All Cut Up
       
     
All Cut Up

Our parts arrived CNC-milled where we assembled them in a studio space next to the installation site.  We used about 40 sheets of plywood to make hundreds of flat pieces which were then built into modules in the shop and assembled on site.

Start with the Base
       
     
Start with the Base

The floor structure rests on the grass, creating a sturdy platform with ribs to build up.  The stepping stone and seating pattern is routed into the floor.

Bolts and Splices
       
     
Bolts and Splices

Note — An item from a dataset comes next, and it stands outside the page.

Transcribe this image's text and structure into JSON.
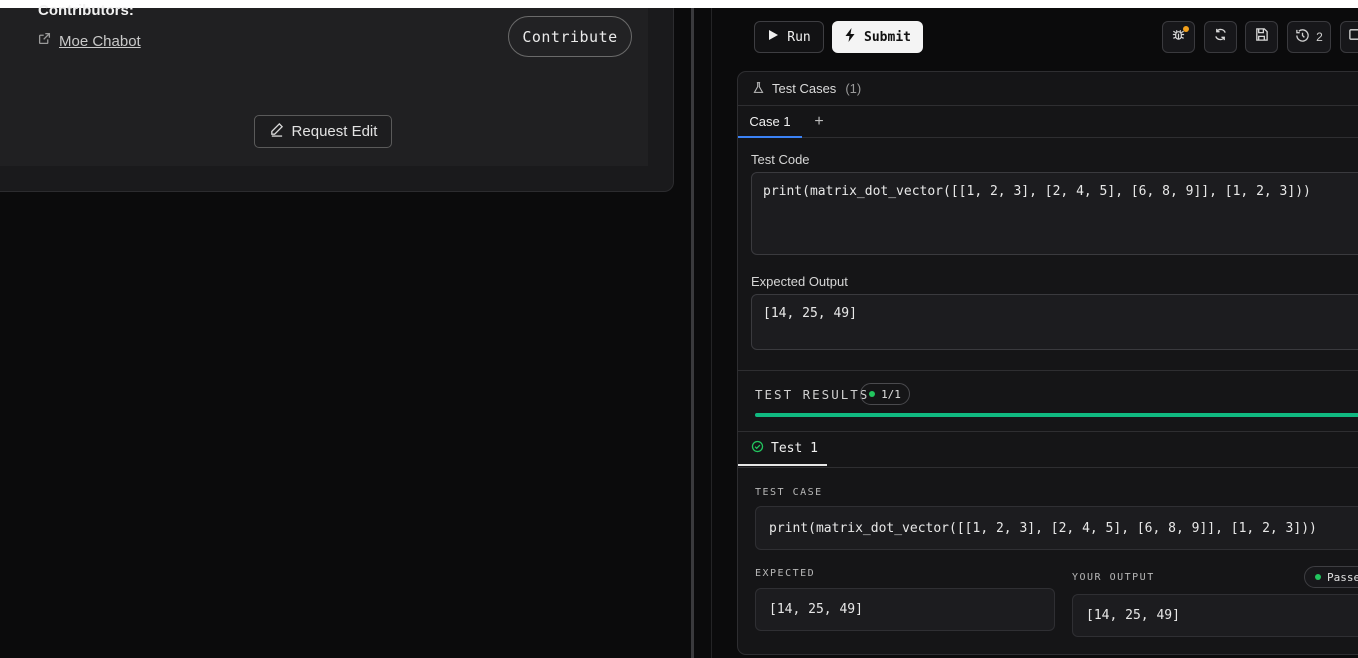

With the platform in place we bolted the pre-assembled ribs to the sides.  Taller sections were spliced together with additional bolts and each module was bolted to its neighbor for rigidity.

Traditional Tea!
       
     
Traditional Tea!

Relatives of the UTDA students performed traditional tea ceremonies for the afternoon.  Here the host is an aunt of one of the Japanese architecture students, and the couple are the parents of one of our GSAPP classmates.

Joy
       
     
Joy

Each of the teahouses departed from traditional forms, which presented challenges to the hosts as they had to adapt their beautiful meticulous movements to a new space.  By the end of the afternoon though, it was humbling to see how fluid the experience became and watch people enjoy the space.

When we told this woman that our tea house was demountable, she asked if she could take it home with her!